In a post at Roissy's, the topic of sex differences in funny-ness came up, she arguing that women are more humorous than men, who are so preoccupied with farting and fucking jokes that they don't get to develop the wry, ironic style that true humor consists of. Really?
Always eager to gather some data to prove how crazy other people are, I first offered Comedy Central's list of 100 Greatest Stand-up Comedians -- 8 of 100 are female (8%). Ah, but that's just those raunchy, low-brow stand-up comedians!
All right, consider the Pulitzer Prize winners for Editorial Cartooning, a genre whose style is dry, ironic, and so on -- 2 of 82 are female (2.4%). I admit that this has a strong male bias just due to visuospatial skills, which guys are better at, but still, it's not Michelangelo-level drawing, so it would be really hard to say that it would be near 50% if only it were entirely verbal. So let's go to humorous writers and performers.
Wikipedia has a "list of notable humorists" -- 8 of 97 are female (8.2%).
Wikipedia also has a "list of satirists and satires", which is grouped by time period:
Early -- 0 of 9 (probably 0 of 10, if males wrote The 1001 Nights).
Medieval - 18th C. -- 0 of 21 (probably 0 of 22, if unknown author called "Martin Marprelate" is male).
Born 1800 - 1900 -- 0 of 28.
Born 1900 - 1960 -- 4 of 65 (6.2%).
Born 1960 - present -- 6 of 62 (9.7%).
20th C altogether -- 10 of 127 (7.9%).
Admittedly, these are not lists of prize-winners or of something measurable, but they reflect the consensus of experts, so it's surely a random, representative sample.
In none of these areas do females approach 50%, even when the medium is verbal (which women tend to be better at), and even when we look just at those whose careers began after women's liberation. The numbers are very similar for both high-brow and low-brow humor -- about 10% -- suggesting that this distinction does not matter either.
Crucially, humor almost always has to do with oneself, other people, and the social ties that unfortunately bind us; and it is always interactive with other people, whether a live audience, a readership, or what-have-you. Therefore, there is no argument to be made to the effect of "Well, women can do it, they just don't like doing it." The personnel psychology literature is unambiguous that women prefer jobs that involve people, especially socially interacting with them -- if anything, being a humorist or comedian is right up their alley. **
This is the extent of my interest in this rather obvious question, but if readers know of other lists -- preferably a list of winners of a prestigious humorist award -- feel free to crunch the numbers and leave a comment. If the ball gets rolling, I'll move them into an addendum here. I know that Clio is going to claim that these lists don't really capture what it is to be a humorist, that there are scores of unseen female humorists (who would have to be far more numerous than unseen male humorists), or that there's an Anglo-American bias.

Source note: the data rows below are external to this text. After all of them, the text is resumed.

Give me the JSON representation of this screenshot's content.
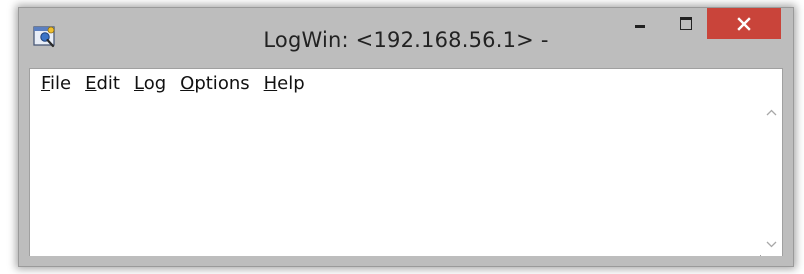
{
  "window": {
    "title": "LogWin: <192.168.56.1> -",
    "controls": {
      "minimize": "minimize-icon",
      "maximize": "maximize-icon",
      "close": "close-icon"
    },
    "close_color": "#c9443a"
  },
  "menubar": {
    "items": [
      {
        "name": "file",
        "mnemonic": "F",
        "rest": "ile"
      },
      {
        "name": "edit",
        "mnemonic": "E",
        "rest": "dit"
      },
      {
        "name": "log",
        "mnemonic": "L",
        "rest": "og"
      },
      {
        "name": "options",
        "mnemonic": "O",
        "rest": "ptions"
      },
      {
        "name": "help",
        "mnemonic": "H",
        "rest": "elp"
      }
    ]
  },
  "log": {
    "lines": []
  }
}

All right -- find me a dataset that shows the females are near 50%, and then I'll believe it.
Now, why funny people are predominantly male is an entirely different question. This post is just to demonstrate that they are.
* I kid because I love.

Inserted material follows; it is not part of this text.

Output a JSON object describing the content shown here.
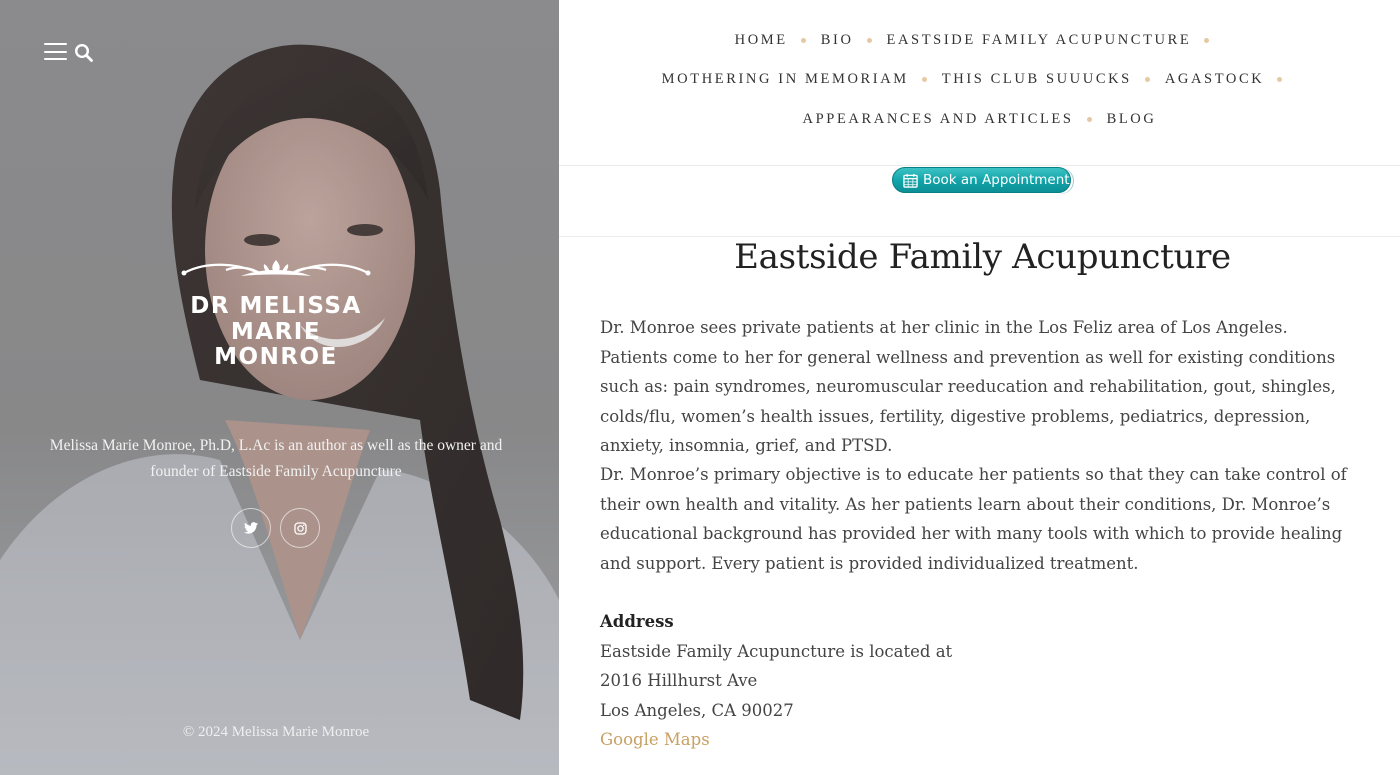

** Where females have the requisite ability and suitable motivation, they make up half or more of the field. For example, here is Steven Pinker on women in his field:
I work in a scientific field — the study of language acquisition in children — that is in fact dominated by women. Seventy-five percent of the members the main professional association are female, as are a majority of the keynote speakers at our main conference. I'm here to tell you that it's not because men like me have been discriminated against.
Addendum: Here is a running list of more stats from other sources (see comments section for detail).
YouTube's 100 most subscribed comedians of all time -- 7 or 8 of 100 (7-8%).